In our view, CBC seeks a drastic shift in the circumstances under which the Eichleay formula has been available. Such an extension of the formula's use is no less drastic than the government's urging in the Capital Electric litigation that Eichleay be abandoned altogether. As we noted in Capital Electric, we believe that Congress, not the courts, should make that decision. Capital Elec., 729 F.2d at 747.

We decline the invitation to stand availability of the Eichleay formula on its head. The raison d'etre of Eichleay requires at least some element of uncertainty arising from suspension, disruption or delay of contract performance. Such delays are sudden, sporadic and of uncertain duration. As a result, it is impractical for the contractor to take on other work during these delays. See George Hyman Constr. Co. v. Washington Metro. Area Transit Auth., 816 F.2d 753, 756-58 (D.C. Cir. 1987). By contrast, CBC negotiated a change order with the government which extended contract performance for a brief known period of time. CBC experienced no suspension of work, no idle time and no uncertain periods of delay during the agreed upon extended contract performance period. Where no element of uncertainty is imposed on the contractor, use of the Eichleay formula to calculate extended home office overhead is not permissible. Such a limitation on the use of the Eichleay formula is reasonable because, after all, the Eichleay formula only roughly approximates extended home office overhead. See generally 5 The Nash & Cibinic Rep., p 62, at 166 (Nov. 1991). Thus, computation of extended home office overhead using an estimated daily rate is an extraordinary remedy which is specifically limited to contracts affected by government-caused suspensions, disruptions and delays of work. Absent these circumstances, the Claims Court properly recognized that it is inappropriate to use the Eichleay formula to calculate home office overhead for contract extensions because adequate compensation for overhead expenses may usually be calculated more precisely using a fixed percentage formula. C.B.C., 24 Cl.Ct. at 192.

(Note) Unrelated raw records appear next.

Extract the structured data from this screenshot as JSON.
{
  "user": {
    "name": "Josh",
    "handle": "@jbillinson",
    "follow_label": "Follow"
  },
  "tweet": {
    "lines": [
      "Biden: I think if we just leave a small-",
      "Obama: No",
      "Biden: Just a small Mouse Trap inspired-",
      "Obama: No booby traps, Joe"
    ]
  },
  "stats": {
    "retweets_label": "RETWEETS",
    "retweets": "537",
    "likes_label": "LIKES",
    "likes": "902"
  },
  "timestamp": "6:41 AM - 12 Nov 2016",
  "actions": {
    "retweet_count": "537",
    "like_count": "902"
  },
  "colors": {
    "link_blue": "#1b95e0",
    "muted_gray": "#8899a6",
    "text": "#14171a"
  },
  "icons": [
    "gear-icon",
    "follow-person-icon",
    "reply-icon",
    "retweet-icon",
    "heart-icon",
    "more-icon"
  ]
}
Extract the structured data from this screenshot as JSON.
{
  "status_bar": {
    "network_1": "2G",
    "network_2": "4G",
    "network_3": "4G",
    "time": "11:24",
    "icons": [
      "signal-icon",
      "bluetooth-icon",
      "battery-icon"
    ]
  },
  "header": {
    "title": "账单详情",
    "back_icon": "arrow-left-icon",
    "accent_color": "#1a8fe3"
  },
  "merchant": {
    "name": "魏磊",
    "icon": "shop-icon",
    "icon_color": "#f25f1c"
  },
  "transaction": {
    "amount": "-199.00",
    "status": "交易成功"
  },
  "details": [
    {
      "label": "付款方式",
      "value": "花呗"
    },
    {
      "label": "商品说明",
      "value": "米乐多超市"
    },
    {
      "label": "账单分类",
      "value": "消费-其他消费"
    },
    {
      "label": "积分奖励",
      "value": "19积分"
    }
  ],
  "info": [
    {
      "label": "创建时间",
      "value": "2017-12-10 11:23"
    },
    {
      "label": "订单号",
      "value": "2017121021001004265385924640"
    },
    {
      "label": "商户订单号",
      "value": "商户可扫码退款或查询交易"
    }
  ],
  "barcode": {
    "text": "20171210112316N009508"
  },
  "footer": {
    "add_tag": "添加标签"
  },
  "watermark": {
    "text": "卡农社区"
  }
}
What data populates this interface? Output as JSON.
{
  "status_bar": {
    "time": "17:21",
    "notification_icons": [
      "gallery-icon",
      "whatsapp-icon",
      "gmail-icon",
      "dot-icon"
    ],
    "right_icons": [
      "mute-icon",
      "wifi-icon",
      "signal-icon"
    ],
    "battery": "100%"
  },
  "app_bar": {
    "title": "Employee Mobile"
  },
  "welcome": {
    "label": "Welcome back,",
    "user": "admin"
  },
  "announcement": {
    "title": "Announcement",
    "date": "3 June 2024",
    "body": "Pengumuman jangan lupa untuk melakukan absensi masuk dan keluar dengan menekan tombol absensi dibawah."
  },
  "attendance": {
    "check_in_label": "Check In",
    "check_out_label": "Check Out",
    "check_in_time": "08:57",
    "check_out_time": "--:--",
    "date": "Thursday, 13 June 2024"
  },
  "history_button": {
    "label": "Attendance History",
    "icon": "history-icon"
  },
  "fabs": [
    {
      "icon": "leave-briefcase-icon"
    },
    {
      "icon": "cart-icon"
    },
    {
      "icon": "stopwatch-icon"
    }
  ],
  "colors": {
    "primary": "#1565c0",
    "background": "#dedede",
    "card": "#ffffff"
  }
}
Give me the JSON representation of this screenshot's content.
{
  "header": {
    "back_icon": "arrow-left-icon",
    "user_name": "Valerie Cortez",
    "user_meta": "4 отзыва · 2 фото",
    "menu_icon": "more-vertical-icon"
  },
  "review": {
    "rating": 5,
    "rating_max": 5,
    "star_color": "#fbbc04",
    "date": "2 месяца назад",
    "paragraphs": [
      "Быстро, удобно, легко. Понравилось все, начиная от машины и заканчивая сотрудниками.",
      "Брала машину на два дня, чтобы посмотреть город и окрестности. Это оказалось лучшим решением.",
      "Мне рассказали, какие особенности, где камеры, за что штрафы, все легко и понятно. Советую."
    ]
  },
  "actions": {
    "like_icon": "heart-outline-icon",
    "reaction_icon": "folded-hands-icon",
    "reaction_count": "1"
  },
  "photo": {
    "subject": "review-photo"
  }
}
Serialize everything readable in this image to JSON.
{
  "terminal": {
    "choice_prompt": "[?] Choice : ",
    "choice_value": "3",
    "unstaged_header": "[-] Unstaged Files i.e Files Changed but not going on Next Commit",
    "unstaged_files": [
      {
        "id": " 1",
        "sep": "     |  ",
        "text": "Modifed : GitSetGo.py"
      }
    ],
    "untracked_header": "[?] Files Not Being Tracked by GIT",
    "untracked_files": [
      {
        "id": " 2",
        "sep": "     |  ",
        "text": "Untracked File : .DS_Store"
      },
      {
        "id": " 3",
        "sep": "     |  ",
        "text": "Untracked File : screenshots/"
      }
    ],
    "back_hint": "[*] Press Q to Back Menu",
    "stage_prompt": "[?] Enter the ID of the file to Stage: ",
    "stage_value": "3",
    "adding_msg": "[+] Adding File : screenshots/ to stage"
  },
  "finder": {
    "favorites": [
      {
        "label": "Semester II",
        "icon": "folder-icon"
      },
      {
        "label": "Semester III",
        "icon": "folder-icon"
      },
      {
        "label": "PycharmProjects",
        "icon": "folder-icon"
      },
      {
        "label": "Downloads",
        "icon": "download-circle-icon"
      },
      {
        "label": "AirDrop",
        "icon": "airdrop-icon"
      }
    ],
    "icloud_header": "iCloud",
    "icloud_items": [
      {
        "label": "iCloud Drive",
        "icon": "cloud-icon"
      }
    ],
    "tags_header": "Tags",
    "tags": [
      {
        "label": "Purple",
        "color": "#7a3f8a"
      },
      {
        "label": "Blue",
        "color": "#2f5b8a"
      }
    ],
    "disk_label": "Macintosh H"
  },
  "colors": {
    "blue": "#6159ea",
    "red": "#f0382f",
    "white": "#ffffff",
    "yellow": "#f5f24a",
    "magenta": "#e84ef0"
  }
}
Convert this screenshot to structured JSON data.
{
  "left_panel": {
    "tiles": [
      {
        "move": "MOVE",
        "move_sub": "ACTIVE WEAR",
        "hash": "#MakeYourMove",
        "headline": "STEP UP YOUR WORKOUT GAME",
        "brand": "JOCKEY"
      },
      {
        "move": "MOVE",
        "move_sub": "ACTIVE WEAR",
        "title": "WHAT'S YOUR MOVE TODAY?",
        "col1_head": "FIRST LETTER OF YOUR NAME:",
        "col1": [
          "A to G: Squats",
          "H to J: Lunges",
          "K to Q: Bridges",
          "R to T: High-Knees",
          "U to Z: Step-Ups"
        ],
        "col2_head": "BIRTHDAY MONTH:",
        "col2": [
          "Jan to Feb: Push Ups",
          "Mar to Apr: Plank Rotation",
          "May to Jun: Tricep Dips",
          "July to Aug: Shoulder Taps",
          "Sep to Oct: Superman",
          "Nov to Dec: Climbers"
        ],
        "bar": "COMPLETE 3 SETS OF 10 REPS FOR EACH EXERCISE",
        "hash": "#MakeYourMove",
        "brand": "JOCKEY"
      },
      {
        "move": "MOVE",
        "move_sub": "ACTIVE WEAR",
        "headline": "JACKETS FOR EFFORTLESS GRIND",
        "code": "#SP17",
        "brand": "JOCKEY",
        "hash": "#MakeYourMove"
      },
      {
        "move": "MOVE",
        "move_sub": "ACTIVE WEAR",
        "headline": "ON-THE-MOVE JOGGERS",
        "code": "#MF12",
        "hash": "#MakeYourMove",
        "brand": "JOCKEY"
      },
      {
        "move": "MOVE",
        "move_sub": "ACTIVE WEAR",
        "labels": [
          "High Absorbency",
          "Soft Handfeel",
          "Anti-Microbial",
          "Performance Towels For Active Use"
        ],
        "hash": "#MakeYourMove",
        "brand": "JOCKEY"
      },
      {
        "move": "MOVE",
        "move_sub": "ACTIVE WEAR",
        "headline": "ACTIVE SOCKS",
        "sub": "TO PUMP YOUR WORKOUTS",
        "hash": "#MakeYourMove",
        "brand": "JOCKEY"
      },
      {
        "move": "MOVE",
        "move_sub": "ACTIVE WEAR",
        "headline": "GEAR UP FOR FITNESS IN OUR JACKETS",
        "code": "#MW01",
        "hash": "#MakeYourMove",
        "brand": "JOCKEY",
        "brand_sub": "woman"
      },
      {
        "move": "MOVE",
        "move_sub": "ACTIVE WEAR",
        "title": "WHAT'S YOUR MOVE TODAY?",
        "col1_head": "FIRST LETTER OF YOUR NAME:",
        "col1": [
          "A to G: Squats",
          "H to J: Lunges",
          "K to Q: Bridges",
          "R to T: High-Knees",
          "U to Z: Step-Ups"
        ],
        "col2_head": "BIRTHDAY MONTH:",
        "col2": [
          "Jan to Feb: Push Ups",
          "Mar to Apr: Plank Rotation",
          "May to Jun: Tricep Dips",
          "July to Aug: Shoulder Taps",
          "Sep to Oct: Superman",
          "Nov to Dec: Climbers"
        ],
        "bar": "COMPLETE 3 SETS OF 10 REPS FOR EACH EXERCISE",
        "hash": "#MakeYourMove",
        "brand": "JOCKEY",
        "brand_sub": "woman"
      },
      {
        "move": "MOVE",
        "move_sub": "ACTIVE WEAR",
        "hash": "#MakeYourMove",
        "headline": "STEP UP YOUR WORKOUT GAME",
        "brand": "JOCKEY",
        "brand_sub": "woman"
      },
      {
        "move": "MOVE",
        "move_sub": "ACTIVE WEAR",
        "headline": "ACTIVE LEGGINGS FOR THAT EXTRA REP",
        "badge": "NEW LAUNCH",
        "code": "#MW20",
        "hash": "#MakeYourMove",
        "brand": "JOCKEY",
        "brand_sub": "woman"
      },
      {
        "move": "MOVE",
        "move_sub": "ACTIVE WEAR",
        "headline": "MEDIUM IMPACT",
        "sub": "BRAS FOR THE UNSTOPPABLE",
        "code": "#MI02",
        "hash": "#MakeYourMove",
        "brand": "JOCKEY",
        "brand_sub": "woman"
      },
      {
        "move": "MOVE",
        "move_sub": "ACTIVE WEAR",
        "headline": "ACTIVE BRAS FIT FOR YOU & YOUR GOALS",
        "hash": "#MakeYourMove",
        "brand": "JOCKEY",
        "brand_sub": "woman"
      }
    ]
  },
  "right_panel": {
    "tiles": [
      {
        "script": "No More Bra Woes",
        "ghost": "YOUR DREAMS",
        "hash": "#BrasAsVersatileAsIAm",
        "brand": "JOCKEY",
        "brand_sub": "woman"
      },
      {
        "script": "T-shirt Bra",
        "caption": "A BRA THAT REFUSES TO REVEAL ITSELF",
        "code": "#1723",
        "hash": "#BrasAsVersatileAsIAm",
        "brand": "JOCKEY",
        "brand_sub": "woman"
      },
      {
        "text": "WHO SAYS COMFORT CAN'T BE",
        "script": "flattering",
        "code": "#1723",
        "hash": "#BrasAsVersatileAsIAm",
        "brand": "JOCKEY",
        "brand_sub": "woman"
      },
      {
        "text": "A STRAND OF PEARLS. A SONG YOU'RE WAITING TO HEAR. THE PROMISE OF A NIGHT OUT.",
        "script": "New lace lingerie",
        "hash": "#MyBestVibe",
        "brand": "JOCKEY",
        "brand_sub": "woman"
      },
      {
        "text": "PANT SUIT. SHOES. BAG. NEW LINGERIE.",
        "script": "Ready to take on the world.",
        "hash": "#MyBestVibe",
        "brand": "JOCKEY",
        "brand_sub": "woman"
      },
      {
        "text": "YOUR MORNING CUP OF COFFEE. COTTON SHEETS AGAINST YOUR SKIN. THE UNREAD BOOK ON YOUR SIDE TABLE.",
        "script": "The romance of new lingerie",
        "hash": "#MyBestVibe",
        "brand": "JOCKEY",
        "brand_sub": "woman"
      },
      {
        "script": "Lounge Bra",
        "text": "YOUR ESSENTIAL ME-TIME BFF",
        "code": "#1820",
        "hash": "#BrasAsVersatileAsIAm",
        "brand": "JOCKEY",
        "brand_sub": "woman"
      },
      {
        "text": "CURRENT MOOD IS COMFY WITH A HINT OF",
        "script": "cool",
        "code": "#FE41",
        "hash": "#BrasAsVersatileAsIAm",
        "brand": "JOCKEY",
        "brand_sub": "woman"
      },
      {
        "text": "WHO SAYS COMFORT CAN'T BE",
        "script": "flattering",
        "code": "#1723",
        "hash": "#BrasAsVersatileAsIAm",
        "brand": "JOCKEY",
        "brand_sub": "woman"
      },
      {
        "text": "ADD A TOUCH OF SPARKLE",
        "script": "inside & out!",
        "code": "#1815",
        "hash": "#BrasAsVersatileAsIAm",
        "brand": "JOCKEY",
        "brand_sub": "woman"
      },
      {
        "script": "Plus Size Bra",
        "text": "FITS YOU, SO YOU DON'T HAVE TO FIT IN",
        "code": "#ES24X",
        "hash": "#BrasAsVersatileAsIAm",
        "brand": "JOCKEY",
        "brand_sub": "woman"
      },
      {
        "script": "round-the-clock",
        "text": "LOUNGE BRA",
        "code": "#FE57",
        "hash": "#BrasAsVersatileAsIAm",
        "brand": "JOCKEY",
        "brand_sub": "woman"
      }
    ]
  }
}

For these reasons the judgment of the Claims Court is

AFFIRMED.

 *
 The Eichleay Formula (as approved by the Federal Circuit) First, calculate: contract billings total overhead overhead _______________________ x [incurred during = allocable the] contract to the total billings for period contract contract period Second, calculate: allocable contract overhead = daily ________________________________________________ contract [actual] days of [contract] performance overhead Third, calculate: daily contract overhead x [number = amount of] days recoverable [of] delay

Capital Elec., 729 F.2d at 747.